Just my personal blog.

October 5, 2008

NASCAR Gets It Right, and Wrong

Was that race at Talladega something else or what?

I’ve always maintained that the restrictor plate races are some of the best races around, and today’s race was no exception.

Generally the talk of “the big one” is a self-fulfilling prophecy. Carl Edwards’ bonehead move tore up a lot of cars; he was right to be sorry during his interview. They talk about the “big one” as if it’s a foregone conclusion, and therefore they drive that way. Edwards had been a back marker all day, and when he did decide to get up front, his mind wasn’t right.

While NASCAR’s yellow-line rule may or may not be a good idea, at least they enforced it (finally) today. Tony Stewart was passed on the last lap by Regan Smith when Smith went below the yellow line. NASCAR gave Smith a post-race penalty of going to the tail end of the lead lap. One has to wonder if NASCAR would have done the same if the roles had been reversed, with Stewart making the last lap pass under the yellow line…

What seems odd to me though is that NASCAR seemingly violated its policy of “whoever crosses the finish line first is the winner”. Had Smith been on the outside of Stewart and won, but then had been found to have an illegal part, he’d still be listed as the “winner” but have points taken away. Smith got a 76 point penalty for his illegal pass, and probably lost close to $100,000. So now NASCAR has established a precedent for changing the winner of the race because the apparent winner violated a rule. Whether they’ll continue to do that remains to be seen (somehow I doubt it).

One thing that NASCAR needs to change is this stupid “chase” system. No other professional sport that I know of allows the championship to be affected by teams that aren’t in the playoffs. I think it’s a crime that Kyle Busch is 11th in the points now. At least under the old system he’d be in 3rd, only 82 points out. Under this chase format, he’s in 11th, 331 points out, and pretty much out of contention to win the championship. I thought the reason behind the chase format was to reward the drivers who won races during the season. The driver with the most races won is now the one getting the shaft.

At the very least, NASCAR should award points separately for the chase drivers. That is, award 1-12th place points for those in the chase, and don’t include non-chase drivers. While that’s not a perfect solution, it would at least mitigate the effect of the non-chase drivers.

You can bet your sweet bippy that if Dale Earnhardt, Sr. were still alive, and went from 1st place in the championship one week to 12th place the next week, NASCAR would have made some changes; the fan outcry would have been huge. Actually, I think that if this had been any other driver than Kyle Busch, there might have been a fan outcry (say if it was Junior or Gordon).

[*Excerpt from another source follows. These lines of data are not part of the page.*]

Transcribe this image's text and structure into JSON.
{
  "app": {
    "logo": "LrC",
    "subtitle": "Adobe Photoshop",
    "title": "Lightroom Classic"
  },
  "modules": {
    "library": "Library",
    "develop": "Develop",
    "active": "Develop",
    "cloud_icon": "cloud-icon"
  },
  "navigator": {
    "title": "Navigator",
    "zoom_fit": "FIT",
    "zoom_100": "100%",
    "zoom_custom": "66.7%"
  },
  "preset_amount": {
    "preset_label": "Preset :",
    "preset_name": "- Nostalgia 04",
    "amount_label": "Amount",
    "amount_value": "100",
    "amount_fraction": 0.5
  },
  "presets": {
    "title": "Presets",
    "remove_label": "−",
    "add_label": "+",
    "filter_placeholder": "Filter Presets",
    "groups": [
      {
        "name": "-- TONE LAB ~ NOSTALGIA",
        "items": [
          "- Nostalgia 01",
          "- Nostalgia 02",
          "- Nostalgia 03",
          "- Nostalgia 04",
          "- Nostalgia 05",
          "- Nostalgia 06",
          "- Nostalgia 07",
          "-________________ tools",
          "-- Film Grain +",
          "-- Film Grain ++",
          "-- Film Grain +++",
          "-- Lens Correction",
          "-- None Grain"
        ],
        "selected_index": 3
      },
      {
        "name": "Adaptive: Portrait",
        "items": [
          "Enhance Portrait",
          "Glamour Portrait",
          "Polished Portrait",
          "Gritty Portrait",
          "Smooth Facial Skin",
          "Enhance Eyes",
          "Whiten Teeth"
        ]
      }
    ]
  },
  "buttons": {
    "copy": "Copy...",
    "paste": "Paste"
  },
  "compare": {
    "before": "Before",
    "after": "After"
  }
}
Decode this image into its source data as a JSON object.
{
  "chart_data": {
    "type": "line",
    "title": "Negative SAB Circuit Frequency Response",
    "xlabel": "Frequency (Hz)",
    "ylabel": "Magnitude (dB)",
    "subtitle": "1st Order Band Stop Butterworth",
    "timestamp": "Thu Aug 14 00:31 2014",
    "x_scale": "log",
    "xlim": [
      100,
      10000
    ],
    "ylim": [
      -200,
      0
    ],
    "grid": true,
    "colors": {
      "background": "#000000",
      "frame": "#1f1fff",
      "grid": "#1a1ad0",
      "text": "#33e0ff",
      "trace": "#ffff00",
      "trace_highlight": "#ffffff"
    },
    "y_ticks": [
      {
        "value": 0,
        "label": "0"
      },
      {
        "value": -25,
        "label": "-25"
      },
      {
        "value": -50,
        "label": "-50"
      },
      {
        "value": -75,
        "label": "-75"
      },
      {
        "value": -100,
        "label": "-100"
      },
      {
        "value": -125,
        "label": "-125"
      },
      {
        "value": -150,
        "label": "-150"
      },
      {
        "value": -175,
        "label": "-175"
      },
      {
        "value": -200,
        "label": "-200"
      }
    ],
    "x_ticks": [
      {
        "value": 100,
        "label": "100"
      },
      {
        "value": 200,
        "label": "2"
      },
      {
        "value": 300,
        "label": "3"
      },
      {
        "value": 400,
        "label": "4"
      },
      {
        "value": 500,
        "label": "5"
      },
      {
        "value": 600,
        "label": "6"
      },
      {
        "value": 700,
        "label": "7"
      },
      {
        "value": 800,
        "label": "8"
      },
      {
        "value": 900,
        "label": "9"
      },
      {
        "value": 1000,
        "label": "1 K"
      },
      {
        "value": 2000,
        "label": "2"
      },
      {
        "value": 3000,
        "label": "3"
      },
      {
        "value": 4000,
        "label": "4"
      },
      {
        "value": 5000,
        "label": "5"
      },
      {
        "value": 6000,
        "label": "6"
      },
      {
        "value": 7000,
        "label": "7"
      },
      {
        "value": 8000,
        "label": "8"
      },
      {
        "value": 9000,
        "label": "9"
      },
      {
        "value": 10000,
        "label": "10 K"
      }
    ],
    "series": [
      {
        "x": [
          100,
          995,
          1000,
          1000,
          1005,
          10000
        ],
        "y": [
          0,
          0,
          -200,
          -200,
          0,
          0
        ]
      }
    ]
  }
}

The chase concept is interesting, but there are still too many problems with it that NASCAR needs to address.

Post a Comment

You must be logged in to post a comment.